■ **Goal of the exercise**: Please find every line in the entries below that contains the string "user", and copy it.

■ **Data provided**:
►

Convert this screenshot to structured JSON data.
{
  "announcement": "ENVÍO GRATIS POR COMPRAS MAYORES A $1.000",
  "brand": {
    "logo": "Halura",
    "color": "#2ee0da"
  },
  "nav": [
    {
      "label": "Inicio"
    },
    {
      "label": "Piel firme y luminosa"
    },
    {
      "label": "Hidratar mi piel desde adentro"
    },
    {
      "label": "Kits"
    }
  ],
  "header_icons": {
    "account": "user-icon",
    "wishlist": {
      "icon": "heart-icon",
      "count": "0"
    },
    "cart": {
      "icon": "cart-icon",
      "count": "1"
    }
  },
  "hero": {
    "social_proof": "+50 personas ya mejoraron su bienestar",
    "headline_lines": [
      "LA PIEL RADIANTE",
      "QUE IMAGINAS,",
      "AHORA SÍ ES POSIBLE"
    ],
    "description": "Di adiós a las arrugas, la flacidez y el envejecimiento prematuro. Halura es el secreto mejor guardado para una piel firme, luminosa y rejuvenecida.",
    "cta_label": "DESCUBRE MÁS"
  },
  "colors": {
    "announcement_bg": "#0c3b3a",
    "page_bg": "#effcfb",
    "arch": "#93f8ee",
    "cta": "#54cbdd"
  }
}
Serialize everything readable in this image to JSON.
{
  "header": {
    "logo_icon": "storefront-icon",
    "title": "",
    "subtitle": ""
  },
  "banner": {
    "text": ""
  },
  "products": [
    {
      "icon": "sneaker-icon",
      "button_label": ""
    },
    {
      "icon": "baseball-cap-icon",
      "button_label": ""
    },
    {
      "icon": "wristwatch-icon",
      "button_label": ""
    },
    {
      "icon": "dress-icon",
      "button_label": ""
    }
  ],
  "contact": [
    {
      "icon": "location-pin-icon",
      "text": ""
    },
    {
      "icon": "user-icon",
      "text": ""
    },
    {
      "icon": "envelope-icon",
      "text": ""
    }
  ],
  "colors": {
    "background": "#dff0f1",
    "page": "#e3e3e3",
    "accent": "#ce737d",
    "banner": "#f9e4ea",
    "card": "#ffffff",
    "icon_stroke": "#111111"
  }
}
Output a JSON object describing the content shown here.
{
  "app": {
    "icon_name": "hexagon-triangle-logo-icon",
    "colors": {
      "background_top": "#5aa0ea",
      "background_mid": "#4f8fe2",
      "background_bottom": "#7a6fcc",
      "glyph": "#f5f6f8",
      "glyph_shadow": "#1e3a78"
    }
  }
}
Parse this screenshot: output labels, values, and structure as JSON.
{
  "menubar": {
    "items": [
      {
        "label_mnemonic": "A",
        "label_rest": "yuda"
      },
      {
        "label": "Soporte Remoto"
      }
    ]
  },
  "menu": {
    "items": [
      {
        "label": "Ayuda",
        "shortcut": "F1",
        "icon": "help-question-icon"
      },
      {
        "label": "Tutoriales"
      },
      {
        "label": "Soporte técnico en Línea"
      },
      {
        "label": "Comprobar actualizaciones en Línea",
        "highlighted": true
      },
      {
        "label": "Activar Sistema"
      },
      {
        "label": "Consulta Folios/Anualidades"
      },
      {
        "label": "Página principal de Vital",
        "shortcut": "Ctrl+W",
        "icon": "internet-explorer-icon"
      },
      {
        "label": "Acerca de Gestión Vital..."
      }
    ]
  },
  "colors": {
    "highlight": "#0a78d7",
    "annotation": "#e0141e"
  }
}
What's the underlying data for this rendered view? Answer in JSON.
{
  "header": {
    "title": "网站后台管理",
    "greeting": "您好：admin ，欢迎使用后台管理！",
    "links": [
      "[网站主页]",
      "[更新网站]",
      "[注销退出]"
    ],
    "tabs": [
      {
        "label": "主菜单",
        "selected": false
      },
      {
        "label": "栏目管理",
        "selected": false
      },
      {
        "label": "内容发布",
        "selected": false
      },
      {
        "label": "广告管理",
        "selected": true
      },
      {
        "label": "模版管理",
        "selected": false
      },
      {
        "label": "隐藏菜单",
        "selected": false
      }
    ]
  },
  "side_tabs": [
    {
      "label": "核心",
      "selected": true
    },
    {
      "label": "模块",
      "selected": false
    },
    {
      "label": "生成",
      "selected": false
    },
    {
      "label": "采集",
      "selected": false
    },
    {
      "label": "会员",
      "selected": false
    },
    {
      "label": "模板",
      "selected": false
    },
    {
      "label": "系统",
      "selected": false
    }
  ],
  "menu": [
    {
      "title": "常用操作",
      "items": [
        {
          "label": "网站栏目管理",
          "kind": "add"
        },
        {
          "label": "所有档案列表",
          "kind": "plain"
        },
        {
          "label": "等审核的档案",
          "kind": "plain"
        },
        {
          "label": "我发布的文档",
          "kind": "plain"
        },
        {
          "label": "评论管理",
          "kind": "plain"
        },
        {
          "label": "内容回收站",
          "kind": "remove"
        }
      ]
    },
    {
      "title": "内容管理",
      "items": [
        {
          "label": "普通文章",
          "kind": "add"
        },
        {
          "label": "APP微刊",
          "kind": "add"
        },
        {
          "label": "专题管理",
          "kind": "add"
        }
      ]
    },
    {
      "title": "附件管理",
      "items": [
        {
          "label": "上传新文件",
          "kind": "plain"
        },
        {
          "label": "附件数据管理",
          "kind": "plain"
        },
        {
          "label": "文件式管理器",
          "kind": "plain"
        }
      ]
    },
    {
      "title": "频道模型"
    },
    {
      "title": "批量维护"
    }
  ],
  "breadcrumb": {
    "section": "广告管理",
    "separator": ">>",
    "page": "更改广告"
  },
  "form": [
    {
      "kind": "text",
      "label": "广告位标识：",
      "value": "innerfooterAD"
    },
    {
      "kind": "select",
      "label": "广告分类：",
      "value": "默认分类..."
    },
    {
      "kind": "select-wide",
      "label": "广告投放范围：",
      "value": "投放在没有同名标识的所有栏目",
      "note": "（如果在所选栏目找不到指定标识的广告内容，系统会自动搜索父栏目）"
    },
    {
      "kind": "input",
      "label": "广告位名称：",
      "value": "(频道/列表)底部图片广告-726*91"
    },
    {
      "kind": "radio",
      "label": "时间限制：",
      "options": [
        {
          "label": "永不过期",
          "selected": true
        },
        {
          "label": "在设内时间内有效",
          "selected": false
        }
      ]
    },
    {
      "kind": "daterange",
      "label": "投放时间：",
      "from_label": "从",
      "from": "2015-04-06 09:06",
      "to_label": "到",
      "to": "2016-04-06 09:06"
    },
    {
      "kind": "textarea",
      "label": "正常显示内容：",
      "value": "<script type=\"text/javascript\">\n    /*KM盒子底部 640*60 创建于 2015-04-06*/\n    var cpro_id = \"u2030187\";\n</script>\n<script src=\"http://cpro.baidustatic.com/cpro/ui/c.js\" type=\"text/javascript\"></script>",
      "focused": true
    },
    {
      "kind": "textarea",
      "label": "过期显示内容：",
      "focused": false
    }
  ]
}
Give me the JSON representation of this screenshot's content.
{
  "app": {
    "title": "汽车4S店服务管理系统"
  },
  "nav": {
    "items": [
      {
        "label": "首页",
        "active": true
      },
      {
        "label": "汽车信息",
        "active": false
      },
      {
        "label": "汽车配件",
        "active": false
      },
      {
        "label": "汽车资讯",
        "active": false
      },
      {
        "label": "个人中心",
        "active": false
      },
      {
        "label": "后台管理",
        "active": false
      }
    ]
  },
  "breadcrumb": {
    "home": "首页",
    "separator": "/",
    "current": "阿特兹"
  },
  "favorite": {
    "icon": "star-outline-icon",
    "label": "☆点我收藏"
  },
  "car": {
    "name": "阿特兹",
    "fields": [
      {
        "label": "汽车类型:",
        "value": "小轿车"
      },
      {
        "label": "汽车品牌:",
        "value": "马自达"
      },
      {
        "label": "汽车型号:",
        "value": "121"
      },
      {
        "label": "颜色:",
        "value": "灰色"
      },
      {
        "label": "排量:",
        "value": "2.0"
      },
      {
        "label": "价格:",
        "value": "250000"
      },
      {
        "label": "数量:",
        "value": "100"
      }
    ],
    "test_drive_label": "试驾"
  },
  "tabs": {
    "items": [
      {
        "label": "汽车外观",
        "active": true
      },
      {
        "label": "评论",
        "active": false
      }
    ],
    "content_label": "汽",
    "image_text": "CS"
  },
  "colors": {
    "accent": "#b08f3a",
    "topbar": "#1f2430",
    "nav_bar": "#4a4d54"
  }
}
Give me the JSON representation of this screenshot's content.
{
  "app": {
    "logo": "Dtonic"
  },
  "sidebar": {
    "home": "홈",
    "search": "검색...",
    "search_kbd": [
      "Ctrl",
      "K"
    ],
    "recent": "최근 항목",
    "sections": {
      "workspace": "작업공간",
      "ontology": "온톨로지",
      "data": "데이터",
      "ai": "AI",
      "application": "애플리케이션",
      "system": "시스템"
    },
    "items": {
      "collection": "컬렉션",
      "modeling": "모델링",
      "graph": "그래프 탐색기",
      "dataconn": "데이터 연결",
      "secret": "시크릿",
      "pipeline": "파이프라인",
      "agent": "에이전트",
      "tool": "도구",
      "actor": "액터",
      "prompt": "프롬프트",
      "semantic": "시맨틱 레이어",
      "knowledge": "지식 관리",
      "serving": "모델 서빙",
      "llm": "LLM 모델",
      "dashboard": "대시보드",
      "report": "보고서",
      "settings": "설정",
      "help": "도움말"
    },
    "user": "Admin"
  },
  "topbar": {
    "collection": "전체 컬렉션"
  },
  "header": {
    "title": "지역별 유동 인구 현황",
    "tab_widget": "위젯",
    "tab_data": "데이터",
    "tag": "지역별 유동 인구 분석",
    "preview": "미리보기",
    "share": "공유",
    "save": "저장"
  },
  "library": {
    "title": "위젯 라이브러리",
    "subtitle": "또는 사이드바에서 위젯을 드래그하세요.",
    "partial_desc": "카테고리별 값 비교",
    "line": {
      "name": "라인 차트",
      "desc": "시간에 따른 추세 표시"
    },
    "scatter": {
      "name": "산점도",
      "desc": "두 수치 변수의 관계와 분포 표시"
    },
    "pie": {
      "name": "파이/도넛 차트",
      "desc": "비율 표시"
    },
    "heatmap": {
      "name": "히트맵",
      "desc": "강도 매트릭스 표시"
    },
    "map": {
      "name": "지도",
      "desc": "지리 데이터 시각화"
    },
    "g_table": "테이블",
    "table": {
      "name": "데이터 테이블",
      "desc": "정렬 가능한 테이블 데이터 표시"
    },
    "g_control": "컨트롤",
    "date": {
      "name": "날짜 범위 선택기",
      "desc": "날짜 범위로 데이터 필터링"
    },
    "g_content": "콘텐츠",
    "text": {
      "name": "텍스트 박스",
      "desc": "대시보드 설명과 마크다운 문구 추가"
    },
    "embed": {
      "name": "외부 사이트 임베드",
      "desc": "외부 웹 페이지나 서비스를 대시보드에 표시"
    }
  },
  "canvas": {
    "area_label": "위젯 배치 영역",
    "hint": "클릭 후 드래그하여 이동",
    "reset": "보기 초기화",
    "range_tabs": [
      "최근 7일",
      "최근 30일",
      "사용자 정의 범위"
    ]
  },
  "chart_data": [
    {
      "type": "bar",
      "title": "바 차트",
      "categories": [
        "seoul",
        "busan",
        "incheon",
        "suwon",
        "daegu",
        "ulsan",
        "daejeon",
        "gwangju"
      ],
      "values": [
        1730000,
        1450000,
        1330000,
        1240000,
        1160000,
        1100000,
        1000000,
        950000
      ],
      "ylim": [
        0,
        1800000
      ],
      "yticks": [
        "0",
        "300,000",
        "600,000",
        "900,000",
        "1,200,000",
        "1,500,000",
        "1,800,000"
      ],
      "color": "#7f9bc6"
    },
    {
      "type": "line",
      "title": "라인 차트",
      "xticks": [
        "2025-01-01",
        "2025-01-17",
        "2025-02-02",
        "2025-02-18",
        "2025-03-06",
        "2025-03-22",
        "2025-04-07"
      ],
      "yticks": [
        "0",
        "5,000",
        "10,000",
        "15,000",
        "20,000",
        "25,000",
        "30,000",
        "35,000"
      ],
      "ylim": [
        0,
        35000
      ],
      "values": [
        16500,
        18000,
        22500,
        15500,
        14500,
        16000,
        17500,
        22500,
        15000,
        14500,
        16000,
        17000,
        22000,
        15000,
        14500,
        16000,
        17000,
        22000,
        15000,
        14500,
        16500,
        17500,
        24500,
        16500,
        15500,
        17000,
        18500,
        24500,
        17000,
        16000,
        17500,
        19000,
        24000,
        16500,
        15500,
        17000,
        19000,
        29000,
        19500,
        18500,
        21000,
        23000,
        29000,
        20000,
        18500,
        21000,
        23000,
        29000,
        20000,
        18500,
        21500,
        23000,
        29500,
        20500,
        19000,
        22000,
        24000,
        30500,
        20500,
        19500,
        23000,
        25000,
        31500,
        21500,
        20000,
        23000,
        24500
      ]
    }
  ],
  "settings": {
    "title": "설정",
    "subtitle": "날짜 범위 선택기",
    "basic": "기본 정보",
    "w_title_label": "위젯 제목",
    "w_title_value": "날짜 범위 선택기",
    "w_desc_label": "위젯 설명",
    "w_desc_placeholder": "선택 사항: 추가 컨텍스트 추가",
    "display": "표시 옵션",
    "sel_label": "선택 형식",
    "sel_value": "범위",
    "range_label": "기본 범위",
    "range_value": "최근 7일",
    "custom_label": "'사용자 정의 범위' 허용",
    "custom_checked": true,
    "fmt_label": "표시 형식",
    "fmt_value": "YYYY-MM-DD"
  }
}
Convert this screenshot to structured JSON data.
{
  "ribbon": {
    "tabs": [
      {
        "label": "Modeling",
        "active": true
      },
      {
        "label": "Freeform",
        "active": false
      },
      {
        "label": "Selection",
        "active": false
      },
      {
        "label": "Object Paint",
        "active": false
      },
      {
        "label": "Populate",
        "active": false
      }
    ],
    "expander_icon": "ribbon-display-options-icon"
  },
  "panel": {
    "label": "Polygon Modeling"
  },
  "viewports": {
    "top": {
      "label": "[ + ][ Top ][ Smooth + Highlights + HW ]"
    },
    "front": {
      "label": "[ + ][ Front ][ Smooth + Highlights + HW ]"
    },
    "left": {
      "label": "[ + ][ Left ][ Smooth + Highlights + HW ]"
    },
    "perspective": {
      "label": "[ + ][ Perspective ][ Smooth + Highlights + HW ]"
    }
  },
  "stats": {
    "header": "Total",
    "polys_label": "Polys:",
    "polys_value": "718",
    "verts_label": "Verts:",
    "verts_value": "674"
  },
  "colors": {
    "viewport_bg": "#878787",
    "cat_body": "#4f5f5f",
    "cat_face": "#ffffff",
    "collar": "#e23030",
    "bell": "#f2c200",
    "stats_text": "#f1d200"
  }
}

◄

■ **Solution to this task**:
    "account": "user-icon",
      "icon": "user-icon",
    "user": "Admin"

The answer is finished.